(Records contained in a dataset)
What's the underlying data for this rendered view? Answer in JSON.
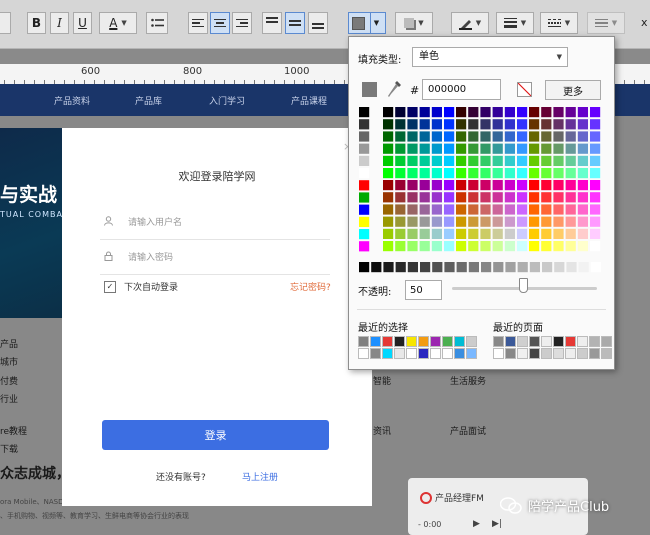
{
  "colors": {
    "toolbar_bg": "#d6d6d6",
    "nav_bg": "#1a3569",
    "login_button": "#3c6ee2",
    "forgot_link": "#e06b3b",
    "current_fill": "#7a7a7a"
  },
  "toolbar": {
    "bold": "B",
    "italic": "I",
    "underline": "U",
    "font_color": "A",
    "close_glyph": "x",
    "icons": [
      "bullet-list-icon",
      "align-left-icon",
      "align-center-icon",
      "align-right-icon",
      "valign-top-icon",
      "valign-middle-icon",
      "valign-bottom-icon",
      "fill-color-icon",
      "shadow-icon",
      "pen-icon",
      "line-weight-icon",
      "line-dash-icon",
      "line-arrow-icon"
    ]
  },
  "ruler": {
    "labels": [
      "600",
      "800",
      "1000"
    ]
  },
  "site": {
    "nav": [
      "产品资料",
      "产品库",
      "入门学习",
      "产品课程"
    ],
    "banner_title": "与实战",
    "banner_subtitle": "TUAL COMBA",
    "side_links": [
      "产品",
      "城市",
      "付费",
      "行业"
    ],
    "mid_links": [
      "智能",
      "生活服务"
    ],
    "lower_links": [
      "re教程",
      "资讯",
      "产品面试"
    ],
    "download": "下载",
    "headline": "众志成城，程",
    "body_snippet": "ora Mobile、NASDAQ:JG）发布《2020年春节移动互联网行业发展趋势的报告》，深度回顾",
    "body_snippet2": "、手机购物、视频等、教育学习、生鲜电商等协会行业的表现",
    "player_title": "产品经理FM",
    "player_time": "- 0:00"
  },
  "login": {
    "title": "欢迎登录陪学网",
    "username_placeholder": "请输入用户名",
    "password_placeholder": "请输入密码",
    "remember_label": "下次自动登录",
    "remember_checked": true,
    "forgot": "忘记密码?",
    "submit": "登录",
    "no_account": "还没有账号?",
    "register": "马上注册"
  },
  "fill_panel": {
    "fill_type_label": "填充类型:",
    "fill_type_value": "单色",
    "hash": "#",
    "hex_value": "000000",
    "more": "更多",
    "opacity_label": "不透明:",
    "opacity_value": "50",
    "recent_selection_label": "最近的选择",
    "recent_page_label": "最近的页面",
    "recent_selection": [
      "#808080",
      "#1e90ff",
      "#e53935",
      "#222222",
      "#f7e600",
      "#f39c12",
      "#9c27b0",
      "#4caf50",
      "#00bcd4",
      "#cccccc",
      "#ffffff",
      "#888888",
      "#00d8ff",
      "#e8e8e8",
      "#ffffff",
      "#2a27c0",
      "#ffffff",
      "#ffffff",
      "#3a8ee0",
      "#7ab8ff"
    ],
    "recent_page": [
      "#888888",
      "#3b5998",
      "#cfcfcf",
      "#555555",
      "#eeeeee",
      "#222222",
      "#e53935",
      "#eeeeee",
      "#b3b3b3",
      "#aaaaaa",
      "#ffffff",
      "#888888",
      "#f0f0f0",
      "#444444",
      "#cccccc",
      "#dddddd",
      "#eeeeee",
      "#cccccc",
      "#999999",
      "#bbbbbb"
    ]
  },
  "watermark": {
    "text": "陪学产品Club"
  }
}
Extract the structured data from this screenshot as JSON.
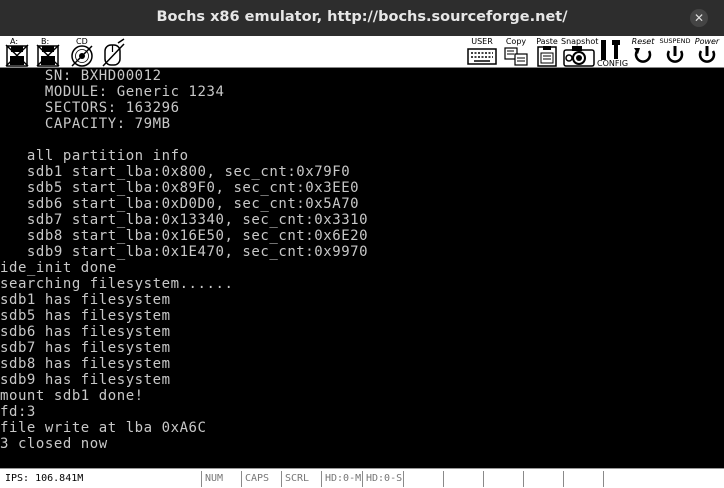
{
  "window": {
    "title": "Bochs x86 emulator, http://bochs.sourceforge.net/",
    "close_glyph": "✕"
  },
  "toolbar": {
    "floppy_a_label": "A:",
    "floppy_b_label": "B:",
    "cdrom_label": "CD",
    "user_label": "USER",
    "copy_label": "Copy",
    "paste_label": "Paste",
    "snapshot_label": "Snapshot",
    "config_label": "CONFIG",
    "reset_label": "Reset",
    "suspend_label": "SUSPEND",
    "power_label": "Power"
  },
  "console": {
    "lines": [
      "     SN: BXHD00012",
      "     MODULE: Generic 1234",
      "     SECTORS: 163296",
      "     CAPACITY: 79MB",
      "",
      "   all partition info",
      "   sdb1 start_lba:0x800, sec_cnt:0x79F0",
      "   sdb5 start_lba:0x89F0, sec_cnt:0x3EE0",
      "   sdb6 start_lba:0xD0D0, sec_cnt:0x5A70",
      "   sdb7 start_lba:0x13340, sec_cnt:0x3310",
      "   sdb8 start_lba:0x16E50, sec_cnt:0x6E20",
      "   sdb9 start_lba:0x1E470, sec_cnt:0x9970",
      "ide_init done",
      "searching filesystem......",
      "sdb1 has filesystem",
      "sdb5 has filesystem",
      "sdb6 has filesystem",
      "sdb7 has filesystem",
      "sdb8 has filesystem",
      "sdb9 has filesystem",
      "mount sdb1 done!",
      "fd:3",
      "file write at lba 0xA6C",
      "3 closed now"
    ]
  },
  "statusbar": {
    "ips": "IPS: 106.841M",
    "num": "NUM",
    "caps": "CAPS",
    "scrl": "SCRL",
    "hd0m": "HD:0-M",
    "hd0s": "HD:0-S"
  },
  "colors": {
    "console_bg": "#000000",
    "console_fg": "#c8c8c8",
    "titlebar_bg": "#2d2d2d"
  }
}
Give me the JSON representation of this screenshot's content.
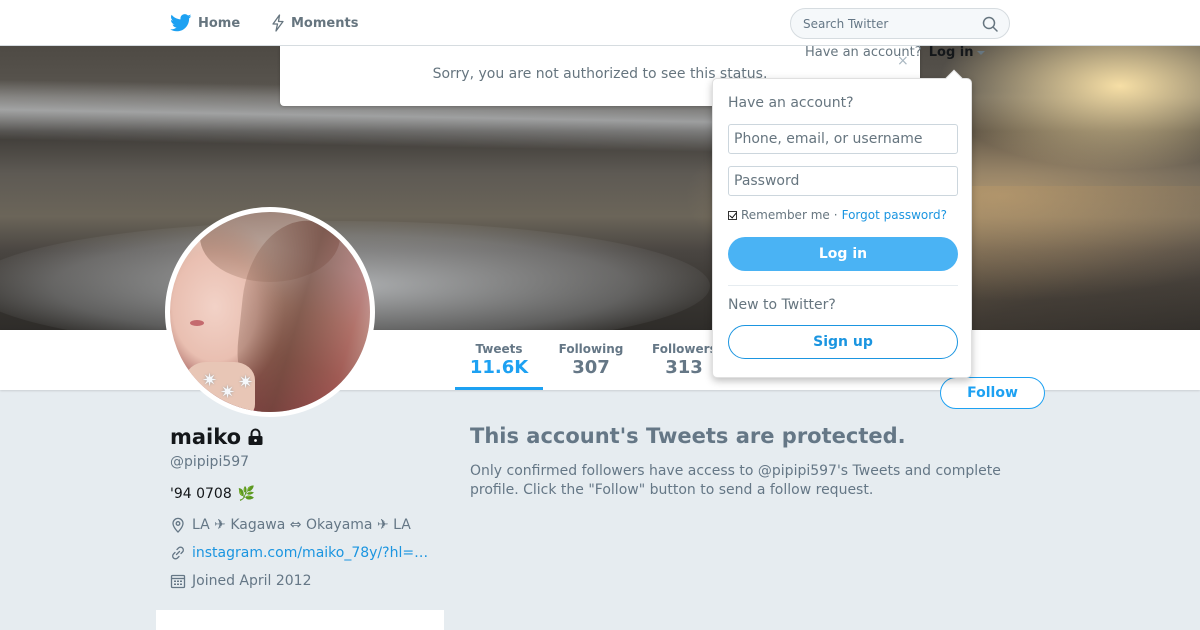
{
  "nav": {
    "home_label": "Home",
    "moments_label": "Moments",
    "search_placeholder": "Search Twitter"
  },
  "notice": {
    "text": "Sorry, you are not authorized to see this status.",
    "close_glyph": "×"
  },
  "login_prompt": {
    "have_account": "Have an account?",
    "login_label": "Log in"
  },
  "dropdown": {
    "heading": "Have an account?",
    "username_placeholder": "Phone, email, or username",
    "password_placeholder": "Password",
    "remember_label": "Remember me",
    "separator": "·",
    "forgot_label": "Forgot password?",
    "login_button": "Log in",
    "new_label": "New to Twitter?",
    "signup_button": "Sign up",
    "remember_checked": true
  },
  "stats": [
    {
      "label": "Tweets",
      "value": "11.6K"
    },
    {
      "label": "Following",
      "value": "307"
    },
    {
      "label": "Followers",
      "value": "313"
    }
  ],
  "follow_button": "Follow",
  "profile": {
    "name": "maiko",
    "handle": "@pipipi597",
    "bio": "'94 0708",
    "bio_emoji": "🌿",
    "location": "LA ✈ Kagawa ⇔ Okayama ✈ LA",
    "url": "instagram.com/maiko_78y/?hl=…",
    "joined": "Joined April 2012"
  },
  "protected": {
    "title": "This account's Tweets are protected.",
    "description": "Only confirmed followers have access to @pipipi597's Tweets and complete profile. Click the \"Follow\" button to send a follow request."
  },
  "colors": {
    "brand_blue": "#1da1f2",
    "link_blue": "#1b95e0",
    "background": "#e6ecf0",
    "muted_text": "#657786"
  }
}
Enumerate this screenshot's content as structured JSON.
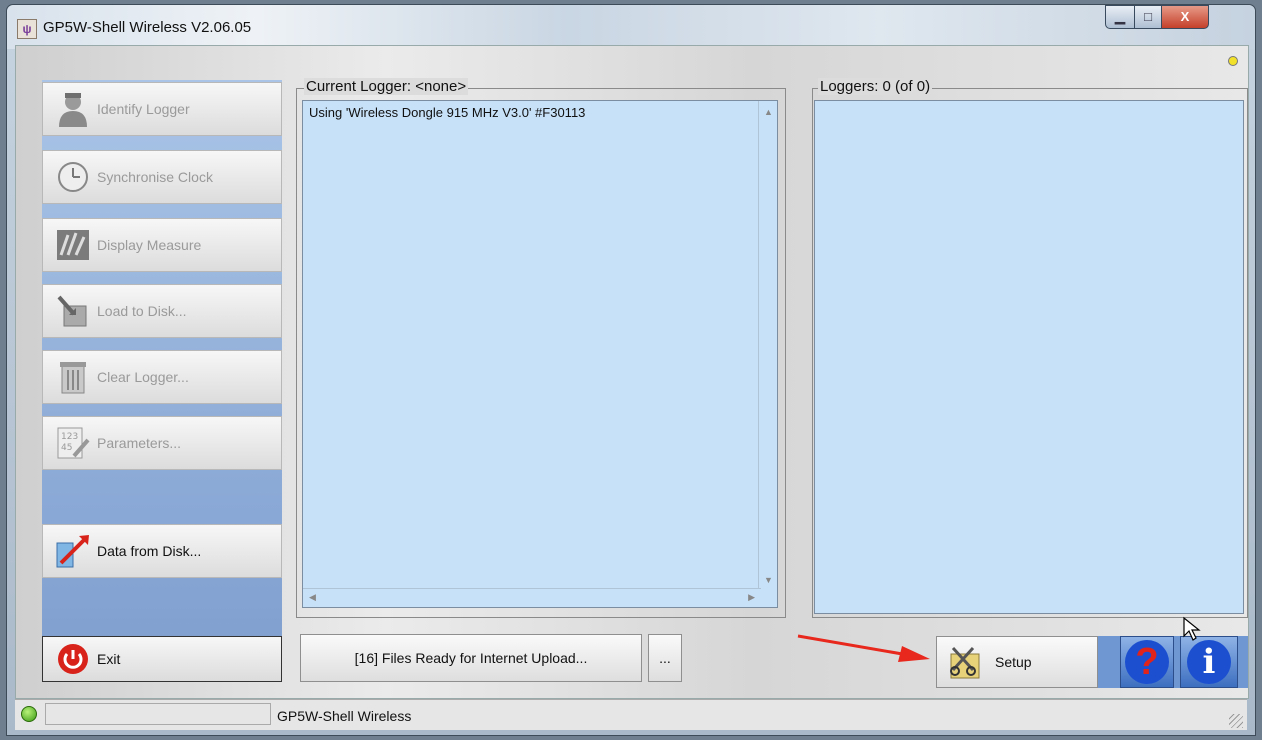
{
  "window": {
    "title": "GP5W-Shell Wireless V2.06.05",
    "minimize_glyph": "▁",
    "maximize_glyph": "□",
    "close_glyph": "X"
  },
  "sidebar": {
    "items": [
      {
        "label": "Identify Logger",
        "icon": "person-icon",
        "enabled": false
      },
      {
        "label": "Synchronise Clock",
        "icon": "clock-icon",
        "enabled": false
      },
      {
        "label": "Display Measure",
        "icon": "measure-icon",
        "enabled": false
      },
      {
        "label": "Load to Disk...",
        "icon": "download-icon",
        "enabled": false
      },
      {
        "label": "Clear Logger...",
        "icon": "trash-icon",
        "enabled": false
      },
      {
        "label": "Parameters...",
        "icon": "parameters-icon",
        "enabled": false
      }
    ],
    "data_from_disk_label": "Data from Disk...",
    "exit_label": "Exit"
  },
  "current_logger": {
    "legend": "Current Logger: <none>",
    "log_line": "Using 'Wireless Dongle 915 MHz V3.0' #F30113"
  },
  "loggers": {
    "legend": "Loggers: 0 (of 0)"
  },
  "footer": {
    "upload_label": "[16] Files Ready for Internet Upload...",
    "more_label": "...",
    "setup_label": "Setup",
    "help_glyph": "?",
    "info_glyph": "i"
  },
  "statusbar": {
    "text": "GP5W-Shell Wireless"
  },
  "colors": {
    "pane_bg": "#c7e1f8",
    "sidebar_bg": "#8fa9d6",
    "exit_red": "#d8231b",
    "help_blue": "#1b4fd0",
    "arrow_red": "#e8281c"
  }
}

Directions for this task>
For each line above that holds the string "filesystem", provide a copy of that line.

Task solution>
      "searching filesystem......",
      "sdb1 has filesystem",
      "sdb5 has filesystem",
      "sdb6 has filesystem",
      "sdb7 has filesystem",
      "sdb8 has filesystem",
      "sdb9 has filesystem",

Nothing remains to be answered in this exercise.